## Your objective
You are asked to filter the data below and copy every line holding "text".

==== Data ====

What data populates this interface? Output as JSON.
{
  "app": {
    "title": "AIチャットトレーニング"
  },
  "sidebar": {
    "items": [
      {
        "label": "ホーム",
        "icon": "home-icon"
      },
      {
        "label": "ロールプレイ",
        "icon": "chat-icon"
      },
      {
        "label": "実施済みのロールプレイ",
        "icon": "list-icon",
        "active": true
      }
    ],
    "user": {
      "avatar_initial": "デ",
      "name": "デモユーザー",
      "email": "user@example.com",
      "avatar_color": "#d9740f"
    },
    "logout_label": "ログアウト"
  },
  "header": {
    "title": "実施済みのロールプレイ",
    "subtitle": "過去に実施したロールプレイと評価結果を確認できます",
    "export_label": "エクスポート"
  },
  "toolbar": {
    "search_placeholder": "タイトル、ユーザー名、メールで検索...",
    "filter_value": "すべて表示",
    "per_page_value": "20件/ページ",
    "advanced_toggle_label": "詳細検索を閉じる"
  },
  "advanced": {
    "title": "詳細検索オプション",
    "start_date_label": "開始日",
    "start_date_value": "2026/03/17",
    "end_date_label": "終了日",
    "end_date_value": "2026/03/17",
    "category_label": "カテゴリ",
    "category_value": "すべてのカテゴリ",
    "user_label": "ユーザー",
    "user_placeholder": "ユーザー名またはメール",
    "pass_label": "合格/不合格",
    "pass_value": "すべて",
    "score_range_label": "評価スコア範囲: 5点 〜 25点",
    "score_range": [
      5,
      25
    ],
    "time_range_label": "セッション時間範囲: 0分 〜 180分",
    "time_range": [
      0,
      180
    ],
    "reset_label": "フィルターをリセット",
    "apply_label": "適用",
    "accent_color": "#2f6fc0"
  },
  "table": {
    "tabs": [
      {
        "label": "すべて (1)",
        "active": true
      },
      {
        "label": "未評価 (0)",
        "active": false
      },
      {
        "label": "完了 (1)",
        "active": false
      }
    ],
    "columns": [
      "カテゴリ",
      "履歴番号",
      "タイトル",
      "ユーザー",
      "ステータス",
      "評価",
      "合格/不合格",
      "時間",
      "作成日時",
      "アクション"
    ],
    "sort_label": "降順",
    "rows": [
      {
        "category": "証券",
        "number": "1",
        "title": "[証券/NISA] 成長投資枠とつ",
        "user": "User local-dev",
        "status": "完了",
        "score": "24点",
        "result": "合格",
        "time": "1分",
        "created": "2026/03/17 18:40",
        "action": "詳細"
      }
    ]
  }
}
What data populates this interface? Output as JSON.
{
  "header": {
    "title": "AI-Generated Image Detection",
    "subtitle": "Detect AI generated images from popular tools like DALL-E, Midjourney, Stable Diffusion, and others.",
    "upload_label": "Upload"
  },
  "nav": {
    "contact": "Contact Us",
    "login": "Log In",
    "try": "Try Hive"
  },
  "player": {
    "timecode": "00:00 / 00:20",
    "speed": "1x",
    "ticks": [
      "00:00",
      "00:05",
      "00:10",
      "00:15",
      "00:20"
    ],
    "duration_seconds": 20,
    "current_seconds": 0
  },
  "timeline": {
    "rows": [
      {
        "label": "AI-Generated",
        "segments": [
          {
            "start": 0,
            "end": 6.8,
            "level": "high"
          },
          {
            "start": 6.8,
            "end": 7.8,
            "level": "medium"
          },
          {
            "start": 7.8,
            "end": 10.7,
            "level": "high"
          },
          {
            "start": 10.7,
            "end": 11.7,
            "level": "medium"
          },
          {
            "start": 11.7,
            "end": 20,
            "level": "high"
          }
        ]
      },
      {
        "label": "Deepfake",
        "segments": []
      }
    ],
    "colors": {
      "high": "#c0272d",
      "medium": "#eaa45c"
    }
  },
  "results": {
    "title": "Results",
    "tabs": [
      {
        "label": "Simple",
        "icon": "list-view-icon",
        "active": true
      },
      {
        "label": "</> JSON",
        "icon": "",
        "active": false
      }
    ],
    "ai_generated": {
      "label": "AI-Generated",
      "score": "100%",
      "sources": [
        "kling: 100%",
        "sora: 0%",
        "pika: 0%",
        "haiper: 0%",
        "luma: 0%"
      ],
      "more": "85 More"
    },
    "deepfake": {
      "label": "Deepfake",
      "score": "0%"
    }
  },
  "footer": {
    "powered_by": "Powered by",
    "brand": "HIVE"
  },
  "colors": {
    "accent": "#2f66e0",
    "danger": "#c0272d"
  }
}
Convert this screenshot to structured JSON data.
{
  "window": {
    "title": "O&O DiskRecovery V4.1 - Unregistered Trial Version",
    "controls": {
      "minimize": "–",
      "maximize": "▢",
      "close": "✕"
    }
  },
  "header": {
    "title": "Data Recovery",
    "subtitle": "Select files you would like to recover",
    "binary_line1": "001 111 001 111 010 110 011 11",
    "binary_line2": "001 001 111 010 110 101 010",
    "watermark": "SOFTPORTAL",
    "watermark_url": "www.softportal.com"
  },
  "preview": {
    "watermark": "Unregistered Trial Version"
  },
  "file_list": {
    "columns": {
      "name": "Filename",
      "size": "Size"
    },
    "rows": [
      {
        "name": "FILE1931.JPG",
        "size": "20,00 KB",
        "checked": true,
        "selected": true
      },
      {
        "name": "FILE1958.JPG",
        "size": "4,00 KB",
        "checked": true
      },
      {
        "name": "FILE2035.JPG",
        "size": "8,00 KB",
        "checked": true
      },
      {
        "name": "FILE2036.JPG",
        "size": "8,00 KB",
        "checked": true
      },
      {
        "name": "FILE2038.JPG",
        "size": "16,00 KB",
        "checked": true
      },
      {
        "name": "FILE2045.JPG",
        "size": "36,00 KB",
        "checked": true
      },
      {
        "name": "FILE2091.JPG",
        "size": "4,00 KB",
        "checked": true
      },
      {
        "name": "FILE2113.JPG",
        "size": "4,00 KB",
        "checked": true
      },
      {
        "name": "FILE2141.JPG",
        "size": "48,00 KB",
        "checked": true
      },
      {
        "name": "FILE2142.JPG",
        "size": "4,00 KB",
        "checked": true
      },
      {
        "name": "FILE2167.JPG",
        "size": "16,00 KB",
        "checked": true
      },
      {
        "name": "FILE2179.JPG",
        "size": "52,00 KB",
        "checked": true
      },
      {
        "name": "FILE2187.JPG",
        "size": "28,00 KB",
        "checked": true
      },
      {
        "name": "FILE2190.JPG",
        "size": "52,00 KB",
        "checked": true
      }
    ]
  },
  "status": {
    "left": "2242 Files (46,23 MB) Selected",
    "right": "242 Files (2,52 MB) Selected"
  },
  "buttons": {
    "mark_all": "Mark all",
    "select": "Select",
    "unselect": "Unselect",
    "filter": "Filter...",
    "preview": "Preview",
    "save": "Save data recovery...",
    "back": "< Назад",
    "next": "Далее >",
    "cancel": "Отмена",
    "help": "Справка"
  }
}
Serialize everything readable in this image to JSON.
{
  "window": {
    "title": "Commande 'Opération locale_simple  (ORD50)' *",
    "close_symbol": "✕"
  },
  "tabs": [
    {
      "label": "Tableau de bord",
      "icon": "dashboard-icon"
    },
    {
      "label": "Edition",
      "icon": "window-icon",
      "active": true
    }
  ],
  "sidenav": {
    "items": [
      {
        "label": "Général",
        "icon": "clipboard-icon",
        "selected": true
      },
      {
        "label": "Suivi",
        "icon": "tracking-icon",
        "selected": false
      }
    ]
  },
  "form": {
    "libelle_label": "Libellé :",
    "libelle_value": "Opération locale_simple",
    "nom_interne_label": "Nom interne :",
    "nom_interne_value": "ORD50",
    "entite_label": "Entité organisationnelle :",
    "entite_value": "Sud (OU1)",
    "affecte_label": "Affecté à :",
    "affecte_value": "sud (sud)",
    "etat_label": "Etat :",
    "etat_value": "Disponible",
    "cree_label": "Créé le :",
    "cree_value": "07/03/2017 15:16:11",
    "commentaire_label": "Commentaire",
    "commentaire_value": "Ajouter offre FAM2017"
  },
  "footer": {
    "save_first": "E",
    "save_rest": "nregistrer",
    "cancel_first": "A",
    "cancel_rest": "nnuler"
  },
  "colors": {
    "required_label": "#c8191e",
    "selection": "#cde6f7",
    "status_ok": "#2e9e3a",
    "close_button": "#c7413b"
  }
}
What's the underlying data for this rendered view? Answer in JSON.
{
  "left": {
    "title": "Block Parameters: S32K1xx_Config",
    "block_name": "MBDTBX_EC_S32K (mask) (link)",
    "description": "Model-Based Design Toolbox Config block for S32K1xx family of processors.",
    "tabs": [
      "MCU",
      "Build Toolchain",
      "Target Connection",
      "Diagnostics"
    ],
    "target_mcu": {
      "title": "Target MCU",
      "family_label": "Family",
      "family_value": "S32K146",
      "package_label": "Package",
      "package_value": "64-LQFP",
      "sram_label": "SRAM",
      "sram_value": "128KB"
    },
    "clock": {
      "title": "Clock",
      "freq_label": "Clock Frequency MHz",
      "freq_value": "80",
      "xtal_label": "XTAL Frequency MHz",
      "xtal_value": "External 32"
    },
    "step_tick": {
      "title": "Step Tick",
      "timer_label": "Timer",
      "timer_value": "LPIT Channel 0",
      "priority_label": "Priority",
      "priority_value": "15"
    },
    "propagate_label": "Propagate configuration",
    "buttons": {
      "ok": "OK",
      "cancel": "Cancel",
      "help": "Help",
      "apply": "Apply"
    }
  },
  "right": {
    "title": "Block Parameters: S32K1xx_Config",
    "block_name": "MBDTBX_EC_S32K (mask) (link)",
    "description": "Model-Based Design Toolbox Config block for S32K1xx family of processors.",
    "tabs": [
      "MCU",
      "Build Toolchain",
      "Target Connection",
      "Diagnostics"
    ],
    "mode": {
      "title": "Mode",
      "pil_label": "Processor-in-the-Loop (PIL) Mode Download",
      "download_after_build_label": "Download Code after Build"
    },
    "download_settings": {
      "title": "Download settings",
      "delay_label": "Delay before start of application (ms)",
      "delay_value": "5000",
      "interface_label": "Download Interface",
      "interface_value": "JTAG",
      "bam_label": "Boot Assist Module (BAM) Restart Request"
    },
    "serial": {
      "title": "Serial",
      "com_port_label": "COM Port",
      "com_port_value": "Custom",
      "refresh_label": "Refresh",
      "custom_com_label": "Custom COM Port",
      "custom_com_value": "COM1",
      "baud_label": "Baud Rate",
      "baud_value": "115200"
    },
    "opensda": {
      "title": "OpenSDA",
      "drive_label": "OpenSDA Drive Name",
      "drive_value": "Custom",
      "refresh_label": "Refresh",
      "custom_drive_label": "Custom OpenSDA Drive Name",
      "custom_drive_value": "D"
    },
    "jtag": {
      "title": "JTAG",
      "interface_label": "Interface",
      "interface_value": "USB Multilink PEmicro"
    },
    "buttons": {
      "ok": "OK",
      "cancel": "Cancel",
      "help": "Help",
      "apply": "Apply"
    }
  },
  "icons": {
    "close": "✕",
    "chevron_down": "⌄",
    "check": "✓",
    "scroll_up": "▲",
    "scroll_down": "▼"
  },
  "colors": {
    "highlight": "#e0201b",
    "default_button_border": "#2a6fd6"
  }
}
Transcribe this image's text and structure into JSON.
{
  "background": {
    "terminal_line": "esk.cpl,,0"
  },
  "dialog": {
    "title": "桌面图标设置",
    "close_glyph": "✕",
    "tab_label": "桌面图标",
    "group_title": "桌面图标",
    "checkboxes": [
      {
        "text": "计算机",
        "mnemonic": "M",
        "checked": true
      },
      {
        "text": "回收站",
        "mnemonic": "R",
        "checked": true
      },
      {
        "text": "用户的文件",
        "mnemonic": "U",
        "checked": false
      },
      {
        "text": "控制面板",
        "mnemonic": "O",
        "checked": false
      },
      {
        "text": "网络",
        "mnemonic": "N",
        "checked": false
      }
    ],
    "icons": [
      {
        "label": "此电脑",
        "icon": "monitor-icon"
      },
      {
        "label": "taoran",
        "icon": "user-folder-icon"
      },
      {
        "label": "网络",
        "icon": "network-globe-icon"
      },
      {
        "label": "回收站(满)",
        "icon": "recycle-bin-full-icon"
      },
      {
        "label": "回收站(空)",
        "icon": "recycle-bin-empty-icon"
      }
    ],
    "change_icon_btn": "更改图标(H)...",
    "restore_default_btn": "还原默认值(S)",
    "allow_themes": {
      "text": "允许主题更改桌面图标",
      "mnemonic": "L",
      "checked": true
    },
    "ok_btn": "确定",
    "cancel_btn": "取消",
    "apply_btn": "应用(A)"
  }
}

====

## Task response
Transcribe this image's text and structure into JSON.
        "text": "计算机",
        "text": "回收站",
        "text": "用户的文件",
        "text": "控制面板",
        "text": "网络",
      "text": "允许主题更改桌面图标",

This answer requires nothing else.